Friday, August 18, 2006

Waffen SS and Wiretaps

Good Morning. A few new items got past NSA censors today.

  • The Constitution has been in assisted living for the better part of the last five years. Thursday it had a nice little outing in the sun, compliments of a 73-year-old federal judge, a Carter appointee, who declared the Bush junta's NSA-wiretapping scheme unconstitutional. The reactionaries were quick to pounce. Liberals are dancing. Libertarians may be breathing a bit easier, though with them you never know anymore. Pierre has "A Brief Hang-up On Wiretaps."
  • It's not as big a story here as it is on the other side of the Atlantic because literature barely has a cult following in the United States anymore, foreign literature even less, and history no memory at all. But Gunter Grass's revelation that he was a Waffen SS in the waning days of World War II has Germany breaking up all over again--either in stitches or in vengeful self-righteousness. Helped by lustful memories of his own, Pierre defends the author of "The Tin Drum" in "The Stoning of Gunter Grass..."
  • How do reactionaries politely, intellectually call Islam a terrorist religion and get away with it? Roger Scruton shows how in his smelly-styled "Islamofascists," compliments of the Wall Street Journal's aromatically challenged OpEd page.
  • Candide's Latest has been a beehive lately: too much to recap here, but it's always there.
A special thanks to the many new subscribers of the last couple of weeks: the numbers are up, the response gratifying.

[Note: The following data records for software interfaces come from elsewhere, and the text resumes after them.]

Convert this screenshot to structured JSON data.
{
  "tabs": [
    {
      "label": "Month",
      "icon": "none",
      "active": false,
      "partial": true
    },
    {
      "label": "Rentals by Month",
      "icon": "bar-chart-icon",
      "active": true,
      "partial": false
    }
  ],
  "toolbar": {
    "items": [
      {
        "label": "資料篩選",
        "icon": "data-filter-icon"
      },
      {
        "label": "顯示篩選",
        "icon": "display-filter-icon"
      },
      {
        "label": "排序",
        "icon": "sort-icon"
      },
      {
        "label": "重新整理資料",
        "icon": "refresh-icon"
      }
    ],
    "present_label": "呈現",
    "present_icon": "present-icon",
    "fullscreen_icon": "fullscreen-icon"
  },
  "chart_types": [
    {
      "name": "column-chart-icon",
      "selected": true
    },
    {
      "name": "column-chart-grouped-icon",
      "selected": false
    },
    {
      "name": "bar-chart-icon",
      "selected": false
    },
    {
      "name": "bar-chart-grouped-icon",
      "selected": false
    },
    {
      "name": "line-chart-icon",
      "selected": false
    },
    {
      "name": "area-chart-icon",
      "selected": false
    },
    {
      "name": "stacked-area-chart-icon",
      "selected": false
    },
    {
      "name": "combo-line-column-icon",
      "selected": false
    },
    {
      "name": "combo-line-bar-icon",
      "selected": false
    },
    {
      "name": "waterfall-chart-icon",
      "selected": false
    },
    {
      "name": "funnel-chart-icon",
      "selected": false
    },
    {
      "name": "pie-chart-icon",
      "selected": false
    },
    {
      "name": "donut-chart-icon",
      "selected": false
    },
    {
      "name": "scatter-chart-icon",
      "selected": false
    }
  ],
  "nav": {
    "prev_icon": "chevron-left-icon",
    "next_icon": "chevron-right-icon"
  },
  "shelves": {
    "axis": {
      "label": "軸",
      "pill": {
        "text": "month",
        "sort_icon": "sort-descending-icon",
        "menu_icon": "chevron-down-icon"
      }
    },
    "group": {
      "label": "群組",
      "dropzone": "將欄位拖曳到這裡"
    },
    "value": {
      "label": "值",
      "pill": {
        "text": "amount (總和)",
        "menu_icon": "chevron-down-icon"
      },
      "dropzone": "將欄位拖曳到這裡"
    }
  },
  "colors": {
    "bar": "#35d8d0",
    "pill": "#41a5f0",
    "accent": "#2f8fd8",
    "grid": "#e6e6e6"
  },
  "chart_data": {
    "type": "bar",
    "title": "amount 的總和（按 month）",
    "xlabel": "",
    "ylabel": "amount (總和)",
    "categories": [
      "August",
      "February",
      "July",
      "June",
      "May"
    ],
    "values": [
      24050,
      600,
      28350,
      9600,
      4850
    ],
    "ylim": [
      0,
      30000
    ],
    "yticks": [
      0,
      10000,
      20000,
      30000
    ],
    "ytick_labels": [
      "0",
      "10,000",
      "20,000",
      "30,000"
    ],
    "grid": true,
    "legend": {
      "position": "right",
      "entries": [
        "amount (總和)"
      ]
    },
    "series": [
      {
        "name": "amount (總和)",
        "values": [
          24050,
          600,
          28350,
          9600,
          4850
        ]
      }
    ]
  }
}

Remember to check the front page of The Notebooks for roving updates. Have a good